Western Red Cedar (Thuja plicata): A story…
By Ginna Malley Campos, graduate student in the Institute’s 15th cohort.
Long, long ago, when ice and snow covered the land as far as the eye could see, we speckled the landscape. Only a few of us grew here and there. But soon came a time when the ice and snow began to retreat. And as it did, ever so slowly, so we followed. Growing along the rich wet soils left behind, we became more and more abundant along the Pacific Northwest. In some places, we made up to half of all the vegetation in the forest. We grew and we continue to grow, but of course never without giving back!

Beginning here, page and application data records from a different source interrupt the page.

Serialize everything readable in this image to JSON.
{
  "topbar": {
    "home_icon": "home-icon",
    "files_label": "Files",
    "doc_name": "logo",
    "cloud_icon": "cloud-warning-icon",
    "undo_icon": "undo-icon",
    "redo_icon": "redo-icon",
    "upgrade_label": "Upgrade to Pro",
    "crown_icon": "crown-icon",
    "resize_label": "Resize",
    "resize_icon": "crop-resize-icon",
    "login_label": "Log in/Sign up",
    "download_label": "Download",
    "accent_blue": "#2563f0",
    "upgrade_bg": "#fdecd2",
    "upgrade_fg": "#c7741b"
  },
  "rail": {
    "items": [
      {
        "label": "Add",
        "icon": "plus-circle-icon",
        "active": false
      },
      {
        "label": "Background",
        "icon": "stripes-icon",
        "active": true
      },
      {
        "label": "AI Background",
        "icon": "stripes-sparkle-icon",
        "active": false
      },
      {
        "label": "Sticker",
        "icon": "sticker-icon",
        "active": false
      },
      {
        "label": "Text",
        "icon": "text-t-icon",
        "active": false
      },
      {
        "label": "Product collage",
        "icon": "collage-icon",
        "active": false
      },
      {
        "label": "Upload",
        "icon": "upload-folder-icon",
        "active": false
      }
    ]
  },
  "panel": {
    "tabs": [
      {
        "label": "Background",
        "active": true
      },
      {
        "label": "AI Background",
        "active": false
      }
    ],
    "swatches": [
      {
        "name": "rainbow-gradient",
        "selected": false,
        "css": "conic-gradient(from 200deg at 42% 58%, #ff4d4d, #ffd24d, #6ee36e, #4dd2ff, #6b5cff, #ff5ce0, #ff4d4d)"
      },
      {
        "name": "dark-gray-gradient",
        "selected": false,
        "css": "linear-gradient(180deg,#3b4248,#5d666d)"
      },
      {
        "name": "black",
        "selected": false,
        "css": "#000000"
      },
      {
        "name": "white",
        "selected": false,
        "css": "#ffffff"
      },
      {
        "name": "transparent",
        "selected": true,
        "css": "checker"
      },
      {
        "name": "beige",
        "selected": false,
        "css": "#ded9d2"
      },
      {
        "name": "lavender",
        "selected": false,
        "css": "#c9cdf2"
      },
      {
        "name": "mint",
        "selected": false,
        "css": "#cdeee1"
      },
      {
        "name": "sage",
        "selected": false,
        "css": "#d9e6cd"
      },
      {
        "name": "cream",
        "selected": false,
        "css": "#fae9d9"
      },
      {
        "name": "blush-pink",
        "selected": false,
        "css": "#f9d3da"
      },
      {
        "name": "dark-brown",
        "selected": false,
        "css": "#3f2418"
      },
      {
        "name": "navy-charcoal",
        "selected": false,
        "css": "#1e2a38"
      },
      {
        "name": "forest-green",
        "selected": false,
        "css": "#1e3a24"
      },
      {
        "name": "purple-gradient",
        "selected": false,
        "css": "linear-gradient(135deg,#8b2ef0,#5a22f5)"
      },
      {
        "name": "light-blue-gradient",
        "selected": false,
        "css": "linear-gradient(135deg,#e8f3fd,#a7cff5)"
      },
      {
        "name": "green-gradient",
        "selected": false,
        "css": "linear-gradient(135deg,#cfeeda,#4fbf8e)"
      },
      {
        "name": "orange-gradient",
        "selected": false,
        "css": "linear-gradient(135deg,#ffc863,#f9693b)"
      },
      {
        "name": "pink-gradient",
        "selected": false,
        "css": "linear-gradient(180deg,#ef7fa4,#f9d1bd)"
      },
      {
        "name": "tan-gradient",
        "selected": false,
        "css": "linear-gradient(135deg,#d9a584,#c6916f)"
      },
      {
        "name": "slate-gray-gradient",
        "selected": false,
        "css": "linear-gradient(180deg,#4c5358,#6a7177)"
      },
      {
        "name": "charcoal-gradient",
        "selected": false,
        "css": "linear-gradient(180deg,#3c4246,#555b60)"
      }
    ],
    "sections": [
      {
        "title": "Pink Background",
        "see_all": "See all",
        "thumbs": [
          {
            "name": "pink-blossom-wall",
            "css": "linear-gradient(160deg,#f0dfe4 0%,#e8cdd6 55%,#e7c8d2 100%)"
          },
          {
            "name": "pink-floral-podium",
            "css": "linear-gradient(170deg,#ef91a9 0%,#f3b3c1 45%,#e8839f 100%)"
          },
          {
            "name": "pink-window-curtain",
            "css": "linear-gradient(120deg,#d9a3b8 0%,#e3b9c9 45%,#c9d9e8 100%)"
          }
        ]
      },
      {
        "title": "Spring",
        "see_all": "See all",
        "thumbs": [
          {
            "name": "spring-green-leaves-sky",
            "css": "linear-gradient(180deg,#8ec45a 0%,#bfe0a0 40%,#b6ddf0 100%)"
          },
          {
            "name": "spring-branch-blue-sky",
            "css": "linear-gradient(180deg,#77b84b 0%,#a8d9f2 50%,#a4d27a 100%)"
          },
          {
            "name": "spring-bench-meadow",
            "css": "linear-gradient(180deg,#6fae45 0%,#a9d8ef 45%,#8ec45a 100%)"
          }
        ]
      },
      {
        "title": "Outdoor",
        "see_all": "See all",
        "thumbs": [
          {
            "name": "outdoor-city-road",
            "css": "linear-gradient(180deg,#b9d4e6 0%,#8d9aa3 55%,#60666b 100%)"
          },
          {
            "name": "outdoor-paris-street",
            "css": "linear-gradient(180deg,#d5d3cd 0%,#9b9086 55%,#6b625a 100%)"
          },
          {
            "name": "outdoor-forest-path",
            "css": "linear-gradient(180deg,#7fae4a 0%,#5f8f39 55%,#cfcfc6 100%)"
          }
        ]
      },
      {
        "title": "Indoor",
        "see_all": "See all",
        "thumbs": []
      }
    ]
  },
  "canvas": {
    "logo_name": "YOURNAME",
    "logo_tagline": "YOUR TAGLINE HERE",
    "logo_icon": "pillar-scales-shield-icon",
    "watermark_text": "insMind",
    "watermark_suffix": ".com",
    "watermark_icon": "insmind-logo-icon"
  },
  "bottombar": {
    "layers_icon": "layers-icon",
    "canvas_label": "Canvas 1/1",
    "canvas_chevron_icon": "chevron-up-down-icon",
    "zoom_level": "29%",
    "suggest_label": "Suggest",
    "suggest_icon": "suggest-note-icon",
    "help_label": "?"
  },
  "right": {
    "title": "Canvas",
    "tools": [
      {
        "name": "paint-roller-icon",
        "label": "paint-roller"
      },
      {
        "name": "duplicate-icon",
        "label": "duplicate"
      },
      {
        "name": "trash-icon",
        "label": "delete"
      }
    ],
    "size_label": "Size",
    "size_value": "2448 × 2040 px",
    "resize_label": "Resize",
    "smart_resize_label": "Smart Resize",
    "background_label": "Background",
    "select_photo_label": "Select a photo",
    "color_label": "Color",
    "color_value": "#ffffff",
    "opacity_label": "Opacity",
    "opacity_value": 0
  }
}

We gift our sapwood to Black Bear when they roam the forest hungry, waiting for Salmon to arrive. Our saplings we gladly offer to Deer and Elk, whom depend on this for survival. Our foliage has been home to numerous mosses and lichen. Our shade provides habitat for fern, salal, and devil’s club. We give Earth carbon from Sky by befriending special fungi through our roots. Forest creatures gift us in return in many, sometimes invisible ways. Salmon travels unimaginable distances bringing the gifts of Ocean deep into the forest. Bear and Eagle bring their decaying bodies to our feet, and with them we grow stronger and we continue the cycling of all.
Deep Forest by Ray Troll
We are loved and respected by all, for we are the only one of our species to grow in these parts of Earth. We tower over many others, our forked canopy may reach 250 feet into Sky, while our strong base may reach 20 feet in diameter. Although tall and grounded, we are free spirited parents and grandparents, we let our children roam and play as they find themselves in the forest. Sometimes our low hanging branches reach the soil, and they may spread their own roots, becoming their own tree. Sometimes our fallen branches do this as well, becoming their own tree. Sometimes our children grow directly out of us when our big bodies fall, becoming their own tree. Sometimes our own roots decide to find the sunlight for themselves, and they too become their own tree. We spread far and wide traveling the sky, thanks to September winds that carry our seeds.
But truly what makes us resilient is often invisible to all eyes. Underneath Earth we clasp tightly to each other, grafting our roots with our relatives, sharing nutrients and strength. You will rarely find us alone, for we grow in groves guided by the wisdom of our elders. You can sit with us in many places, from sea level to high in the mountains, from Northern California to Alaska, near Hemlock and Cottonwood friends. But most often, come find us by water, enjoying the cool air and softly swaying our fernlike sprays of foliage in the wind.
The people here and us, we’ve had a relationship since time immemorial. For it was not until we made this landscape our home that the people’s culture thrived the way it did. We have been called the “Long Life Maker”, and fairly so! For we give all our gifts to those who pray for us and honor our spirit as part of their own.
Wood, bark, roots and withes have all provided year and year for the material and spiritual needs of those with whom we have so closely evolved with over time. Our wood; soft, light, straight-grained, insulating, aromatic and rot resistant has been turned into totem poles, canoes, paddles, sweat lodges, chests, bowls and smokehouses. All thanks to crafty tools made out of quartz, obsidian, bone, mussel shells, and beaver teeth. Bark, withes and roots, respectfully harvested and processed at the right time of year and with proper prayer. Split, separated and weaved into baskets of all shapes, sizes and designs.
But these sophisticated tools mean nothing without the knowledge and traditions, patiently passed down one generation at a time. We who live long lives, rooted in one place for well beyond a thousand years, we have watched this wisdom flow gracefully from ear to ear, hand to hand, heart to heart.
Well we have not just watched… Since long long ago, people of all backgrounds have gathered strength, clarity, and wisdom by standing under our shade, their backs against our reddish-brown fibrous bark. For we are forest teachers, patiently waiting for those who are willing to listen.